    The other thing is that he didn’t develop his film until a couple of years after the event. Reckoned that this gave him enough distance so as not to be swayed in his judgement by his mood at the time of shooting.

    An aside – he stated that Paul Strand was a photographer who he admired and I believe that if anyone wants to really understand photography they could do a lot worse than to study the connections from the first of the modern photographers through to Winograd.

    Many see street photography as a sort of punk photography whereas it is pretty firmly rooted in the fine art tradition. Winograd and Strand were both artists before they were photographers as was Bresson of course but that is a whole other story.

    Nice site btw found you via your street photography video.

  3. Garry was a huge influence on me and on many I know. Yet I never heard of this work. A revelation. Thank you for showing us. As for myself, I’m returning to photography after a long hiatus.

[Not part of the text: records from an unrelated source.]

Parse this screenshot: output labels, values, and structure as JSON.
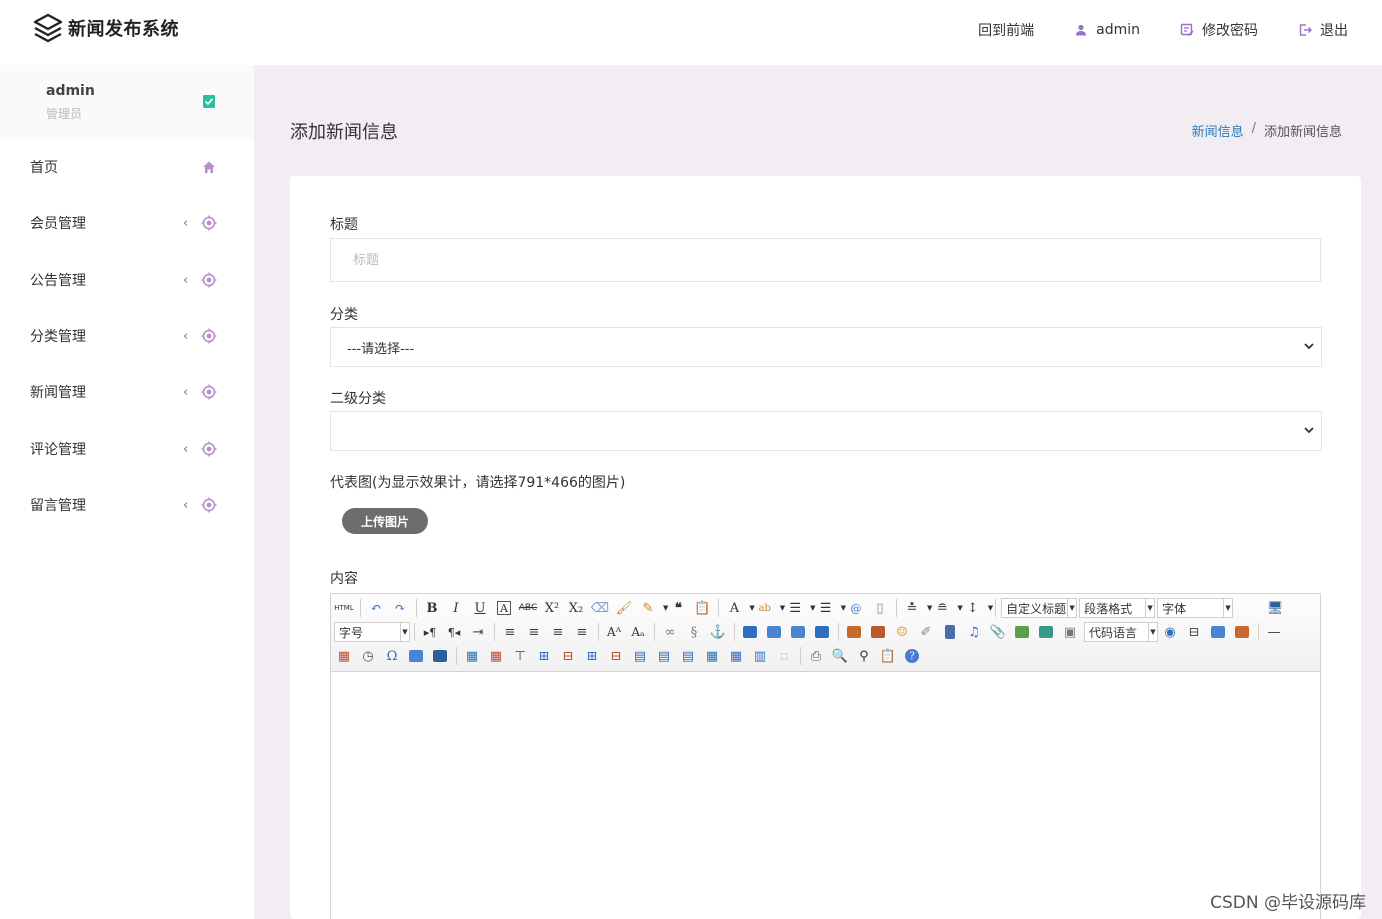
{
  "header": {
    "brand": "新闻发布系统",
    "nav": [
      {
        "label": "回到前端",
        "icon": "none"
      },
      {
        "label": "admin",
        "icon": "user-icon"
      },
      {
        "label": "修改密码",
        "icon": "edit-password-icon"
      },
      {
        "label": "退出",
        "icon": "logout-icon"
      }
    ]
  },
  "sidebar": {
    "user_name": "admin",
    "user_role": "管理员",
    "items": [
      {
        "label": "首页",
        "icon": "home-icon"
      },
      {
        "label": "会员管理",
        "icon": "target-icon"
      },
      {
        "label": "公告管理",
        "icon": "target-icon"
      },
      {
        "label": "分类管理",
        "icon": "target-icon"
      },
      {
        "label": "新闻管理",
        "icon": "target-icon"
      },
      {
        "label": "评论管理",
        "icon": "target-icon"
      },
      {
        "label": "留言管理",
        "icon": "target-icon"
      }
    ],
    "chevron": "‹"
  },
  "main": {
    "page_title": "添加新闻信息",
    "breadcrumb": {
      "parent": "新闻信息",
      "separator": "/",
      "current": "添加新闻信息"
    },
    "form": {
      "title_label": "标题",
      "title_placeholder": "标题",
      "category_label": "分类",
      "category_value": "---请选择---",
      "subcategory_label": "二级分类",
      "subcategory_value": "",
      "image_label": "代表图(为显示效果计，请选择791*466的图片)",
      "upload_button": "上传图片",
      "content_label": "内容"
    },
    "editor": {
      "html_button": "HTML",
      "combo_custom_title": "自定义标题",
      "combo_paragraph": "段落格式",
      "combo_font": "字体",
      "combo_font_size": "字号",
      "combo_code_lang": "代码语言"
    }
  },
  "watermark": "CSDN @毕设源码库",
  "colors": {
    "background": "#f1edf3",
    "accent_purple": "#9b6fd0",
    "breadcrumb_link": "#2a7ab8",
    "check_green": "#2bbf9f"
  }
}
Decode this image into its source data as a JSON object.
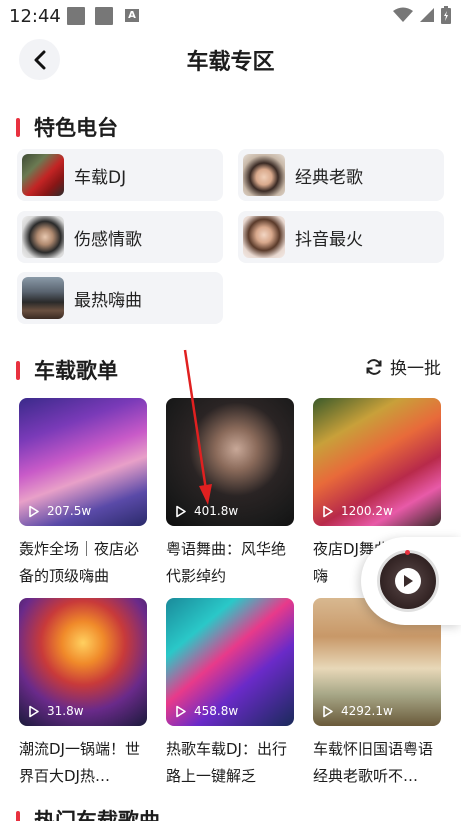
{
  "status": {
    "time": "12:44",
    "icon_a": "A"
  },
  "header": {
    "title": "车载专区"
  },
  "radio_section": {
    "title": "特色电台",
    "items": [
      {
        "label": "车载DJ"
      },
      {
        "label": "经典老歌"
      },
      {
        "label": "伤感情歌"
      },
      {
        "label": "抖音最火"
      },
      {
        "label": "最热嗨曲"
      }
    ]
  },
  "playlist_section": {
    "title": "车载歌单",
    "refresh_label": "换一批",
    "items": [
      {
        "count": "207.5w",
        "title": "轰炸全场｜夜店必备的顶级嗨曲"
      },
      {
        "count": "401.8w",
        "title": "粤语舞曲：风华绝代影绰约"
      },
      {
        "count": "1200.2w",
        "title": "夜店DJ舞曲AV8D嗨"
      },
      {
        "count": "31.8w",
        "title": "潮流DJ一锅端！世界百大DJ热…"
      },
      {
        "count": "458.8w",
        "title": "热歌车载DJ：出行路上一键解乏"
      },
      {
        "count": "4292.1w",
        "title": "车载怀旧国语粤语经典老歌听不…"
      }
    ]
  },
  "hot_section": {
    "title": "热门车载歌曲"
  },
  "colors": {
    "accent": "#e8313f",
    "card_bg": "#f3f4f7"
  }
}
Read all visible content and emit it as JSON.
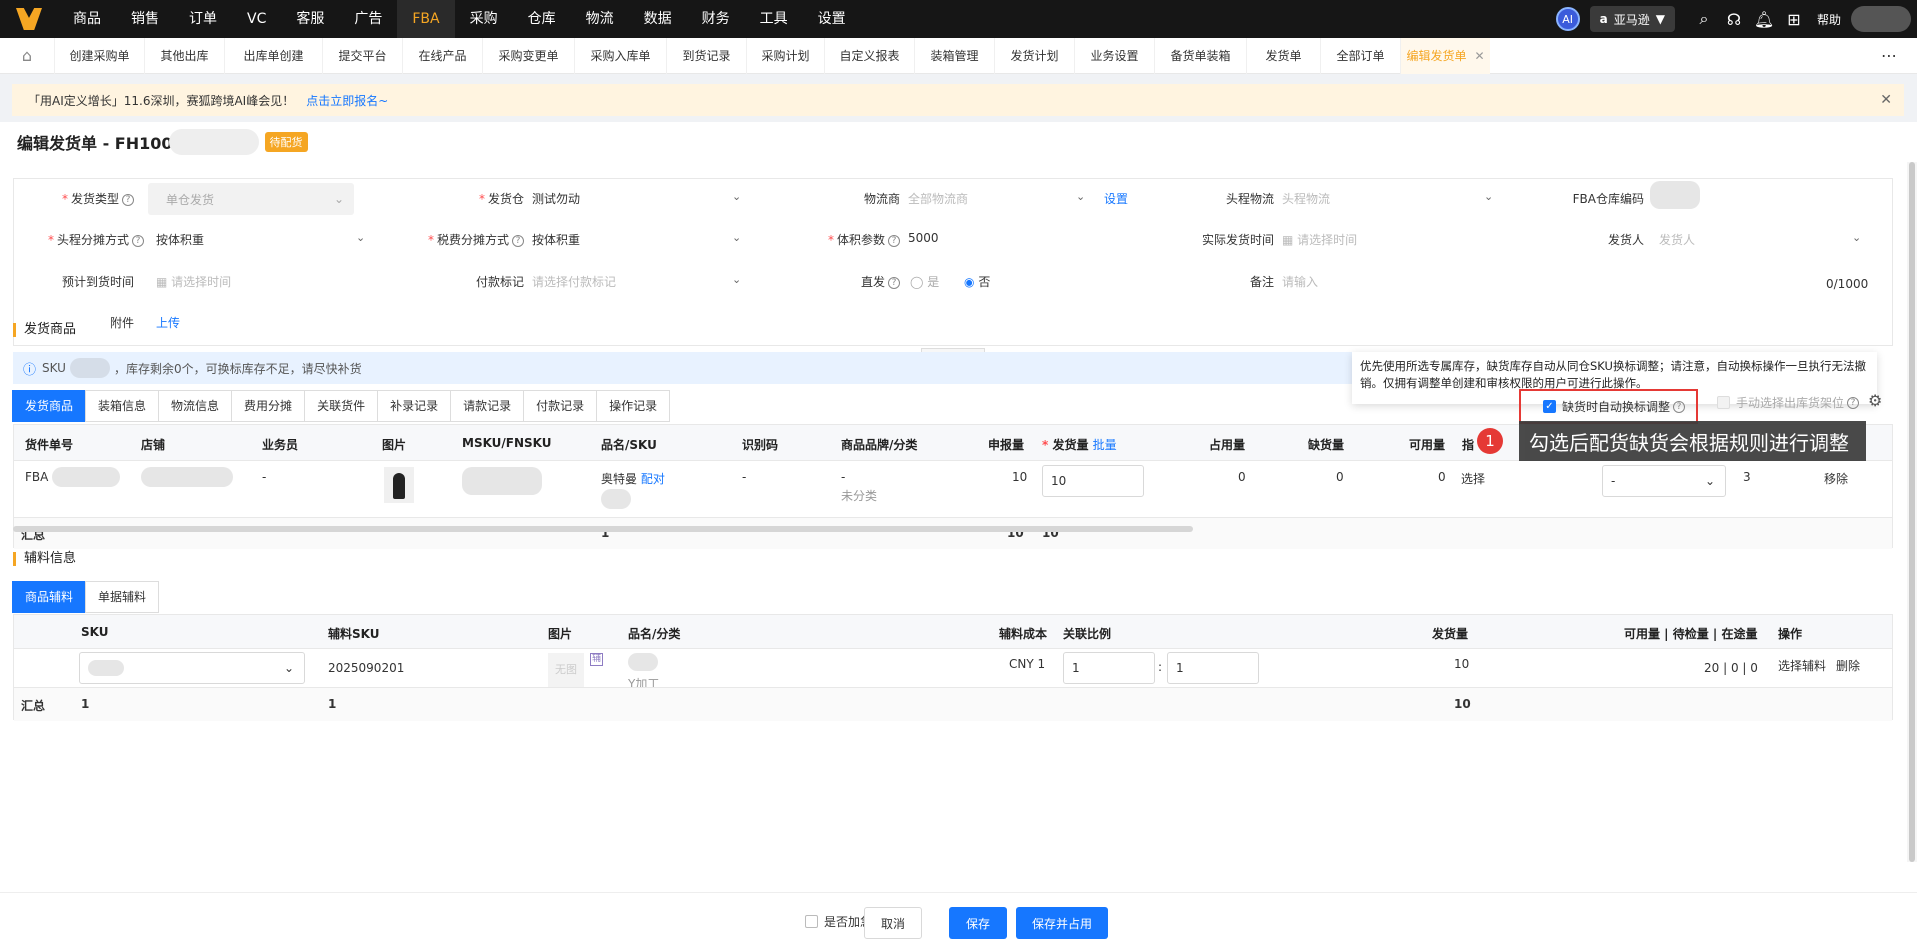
{
  "topnav": {
    "items": [
      "商品",
      "销售",
      "订单",
      "VC",
      "客服",
      "广告",
      "FBA",
      "采购",
      "仓库",
      "物流",
      "数据",
      "财务",
      "工具",
      "设置"
    ],
    "active_index": 6,
    "ai_label": "AI",
    "marketplace": "亚马逊",
    "help": "帮助"
  },
  "tabs": {
    "items": [
      "创建采购单",
      "其他出库",
      "出库单创建",
      "提交平台",
      "在线产品",
      "采购变更单",
      "采购入库单",
      "到货记录",
      "采购计划",
      "自定义报表",
      "装箱管理",
      "发货计划",
      "业务设置",
      "备货单装箱",
      "发货单",
      "全部订单",
      "编辑发货单"
    ],
    "active_index": 16
  },
  "notice": {
    "text": "「用AI定义增长」11.6深圳，赛狐跨境AI峰会见！",
    "link": "点击立即报名~"
  },
  "page": {
    "title": "编辑发货单 - FH100",
    "status_badge": "待配货"
  },
  "form": {
    "ship_type_label": "发货类型",
    "ship_type_value": "单仓发货",
    "warehouse_label": "发货仓",
    "warehouse_value": "测试勿动",
    "carrier_label": "物流商",
    "carrier_placeholder": "全部物流商",
    "settings_link": "设置",
    "head_logistics_label": "头程物流",
    "head_logistics_placeholder": "头程物流",
    "fba_code_label": "FBA仓库编码",
    "head_alloc_label": "头程分摊方式",
    "head_alloc_value": "按体积重",
    "tax_alloc_label": "税费分摊方式",
    "tax_alloc_value": "按体积重",
    "volume_label": "体积参数",
    "volume_value": "5000",
    "actual_ship_label": "实际发货时间",
    "actual_ship_placeholder": "请选择时间",
    "shipper_label": "发货人",
    "shipper_placeholder": "发货人",
    "eta_label": "预计到货时间",
    "eta_placeholder": "请选择时间",
    "payment_mark_label": "付款标记",
    "payment_mark_placeholder": "请选择付款标记",
    "direct_label": "直发",
    "direct_yes": "是",
    "direct_no": "否",
    "remark_label": "备注",
    "remark_placeholder": "请输入",
    "remark_count": "0/1000",
    "attach_label": "附件",
    "upload_link": "上传",
    "collapse": "收起"
  },
  "goods_section": {
    "title": "发货商品",
    "info_prefix": "SKU",
    "info_text": "，库存剩余0个，可换标库存不足，请尽快补货",
    "tooltip": "优先使用所选专属库存，缺货库存自动从同仓SKU换标调整；请注意，自动换标操作一旦执行无法撤销。仅拥有调整单创建和审核权限的用户可进行此操作。",
    "subtabs": [
      "发货商品",
      "装箱信息",
      "物流信息",
      "费用分摊",
      "关联货件",
      "补录记录",
      "请款记录",
      "付款记录",
      "操作记录"
    ],
    "auto_check_label": "缺货时自动换标调整",
    "auto_check_checked": true,
    "manual_check_label": "手动选择出库货架位",
    "annotation_num": "1",
    "annotation_text": "勾选后配货缺货会根据规则进行调整",
    "columns": [
      "货件单号",
      "店铺",
      "业务员",
      "图片",
      "MSKU/FNSKU",
      "品名/SKU",
      "识别码",
      "商品品牌/分类",
      "申报量",
      "发货量",
      "批量",
      "占用量",
      "缺货量",
      "可用量",
      "指"
    ],
    "row": {
      "shipment": "FBA",
      "salesman": "-",
      "product_name": "奥特曼",
      "pair_link": "配对",
      "ident": "-",
      "brand": "-",
      "category": "未分类",
      "declared": "10",
      "ship_qty": "10",
      "occupied": "0",
      "shortage": "0",
      "available": "0",
      "select_link": "选择",
      "dropdown": "-",
      "extra": "3",
      "remove_link": "移除"
    },
    "summary": {
      "label": "汇总",
      "sku_count": "1",
      "declared": "10",
      "ship_qty": "10"
    }
  },
  "aux_section": {
    "title": "辅料信息",
    "subtabs": [
      "商品辅料",
      "单据辅料"
    ],
    "columns": [
      "SKU",
      "辅料SKU",
      "图片",
      "品名/分类",
      "辅料成本",
      "关联比例",
      "发货量",
      "可用量 | 待检量 | 在途量",
      "操作"
    ],
    "row": {
      "aux_sku": "2025090201",
      "no_image": "无图",
      "category": "Y加工",
      "cost": "CNY 1",
      "ratio_a": "1",
      "ratio_b": "1",
      "ship_qty": "10",
      "stock": "20 | 0 | 0",
      "select_link": "选择辅料",
      "delete_link": "删除"
    },
    "summary": {
      "label": "汇总",
      "sku": "1",
      "aux_sku": "1",
      "ship_qty": "10"
    }
  },
  "footer": {
    "urgent_label": "是否加急",
    "cancel": "取消",
    "save": "保存",
    "save_occupy": "保存并占用"
  },
  "colors": {
    "brand": "#f5a623",
    "primary": "#1677ff",
    "danger": "#e53935"
  }
}
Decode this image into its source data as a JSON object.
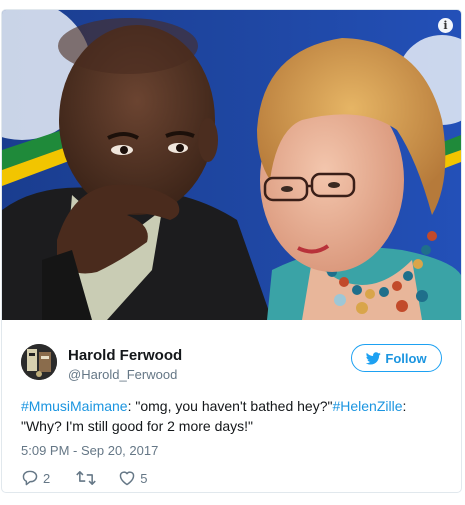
{
  "tweet": {
    "user": {
      "name": "Harold Ferwood",
      "handle": "@Harold_Ferwood"
    },
    "follow_label": "Follow",
    "text": {
      "hashtag1": "#MmusiMaimane",
      "part1": ": \"omg, you haven't bathed hey?\"",
      "hashtag2": "#HelenZille",
      "part2": ": \"Why? I'm still good for 2 more days!\""
    },
    "timestamp": "5:09 PM - Sep 20, 2017",
    "actions": {
      "replies": "2",
      "likes": "5"
    }
  },
  "media": {
    "info_icon": "info-icon"
  },
  "colors": {
    "accent": "#1da1f2",
    "link": "#1b95e0",
    "muted": "#657786",
    "border": "#e1e8ed"
  }
}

Now I’m using a digital camera and color whereas I previously used black & white film. Whenever I shot color in the past I always liked it and regretted that it was so much more expensive and complicated to develop and print. As I see it, either the color is emphasized and a photo may be produced for its color primarily, or else the color is just one element of “how it looks.” I subscribe to the latter view and, personally, I’m glad to be able to “turn on” that aspect of the image in my own work.

  4. I like the old color, but some of these images are pedestrian in their composition and subject. Winogrand was a great street photographer but that doesn’t mean that every street photo he made is great.

    Still- an interesting gallery worth viewing.

Leave a Reply

Your email address will not be published. Required fields are marked *